Stopping just short of saying that demonetisation could have been better planned, former RBI governor Raghuram Rajan called for strong measures to tackle bad loans and debts in the banking sector which are holding back economic growth.
Rajan also said that "double-digit economic growth" would be "hard to achieve" without considerable efforts to improve quality of country's education system and skill-building initiatives.
The former RBI governors' remark came at a time when India's Gross Domestic Product (GDP) growth during the first quarter (April-June) of financial year 2017-18 was recorded at 5.7 per cent. The GDP growth rate for the same quarter last year was 7.9 per cent.
He said the GST would yield positive results in the long run.
"I think on the positive side, a number of reforms have been undertaken, some of which, like GST, may have a short-term negative effect, but hopefully in the longer run, will have a very positive effect," he said in an interview to HT.
"We have undertaken reforms. We have established a little bit of a reputation for doing the reforms," he added.
Speaking on the demonetisation, Rajan said the process of introducing new notes to replace the withdrawn currency had begun in May.
" We had started the process of designing the new notes. The new notes - 2000, 500 and a new 1,000 - had been approved in May. To say none was done would be incorrect. But a monetary economist would've liked for all the notes to replaced at one go," he said in an interview to NDTV.
When asked if the government should have gone ahead with the note ban, he said, "We don't yet know the full effects of demonetisation. Based on information that we have now, ignoring future dividends, the answer is fairly obvious."

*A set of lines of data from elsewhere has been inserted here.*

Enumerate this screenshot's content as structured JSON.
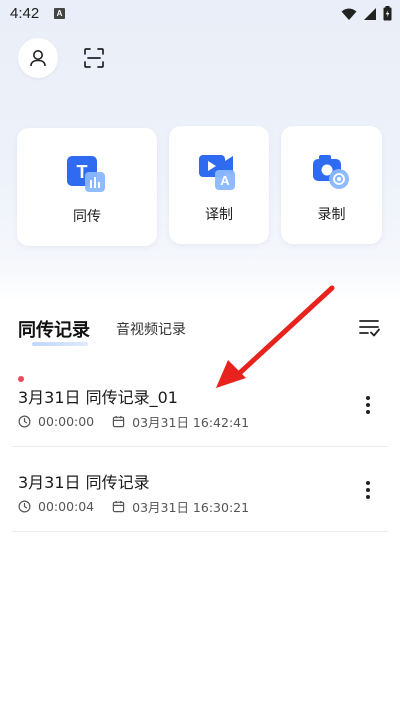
{
  "status_bar": {
    "time": "4:42",
    "notification_badge": "A"
  },
  "header": {
    "profile_icon": "person-icon",
    "scan_icon": "scan-icon"
  },
  "features": [
    {
      "label": "同传",
      "icon": "simultaneous-interpretation-icon",
      "icon_letter": "T"
    },
    {
      "label": "译制",
      "icon": "video-translation-icon",
      "icon_letter": "A"
    },
    {
      "label": "录制",
      "icon": "recording-camera-icon"
    }
  ],
  "tabs": {
    "active": "同传记录",
    "inactive": "音视频记录"
  },
  "records": [
    {
      "title": "3月31日 同传记录_01",
      "duration": "00:00:00",
      "datetime": "03月31日 16:42:41",
      "unread": true
    },
    {
      "title": "3月31日 同传记录",
      "duration": "00:00:04",
      "datetime": "03月31日 16:30:21",
      "unread": false
    }
  ],
  "colors": {
    "accent_blue": "#2f6bf0",
    "light_blue": "#7fb0ff",
    "annotation_red": "#e8231d",
    "unread_dot": "#ef4a5a"
  }
}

He also said businesses which were predominantly cash dependent and operating on thin profit margins took a major hit due to the note ban.
"If you're not prepared on Day 1 with all the currency that's being replaced - currency is important for economic activity - you will have a chilling of economic activity. You would see a dramatic slowdown of economic activity," he told NDTV..
"A second factor that you to worry about is putting some companies that operate on thin margins out of business. Sales plummet, they can't ride out the storm, they go out of business. Third element is effects on investor sentiment. If there is a concern it is long-drawn out process, there can be concerns of how it will affect consumption," he added.
On his two-year extension as the RBI governor, Rajan said that the government did not offer him a new contract. He also denied rumours that he refused to continue as RBI Governor because the Chicago University had denied him more leaves.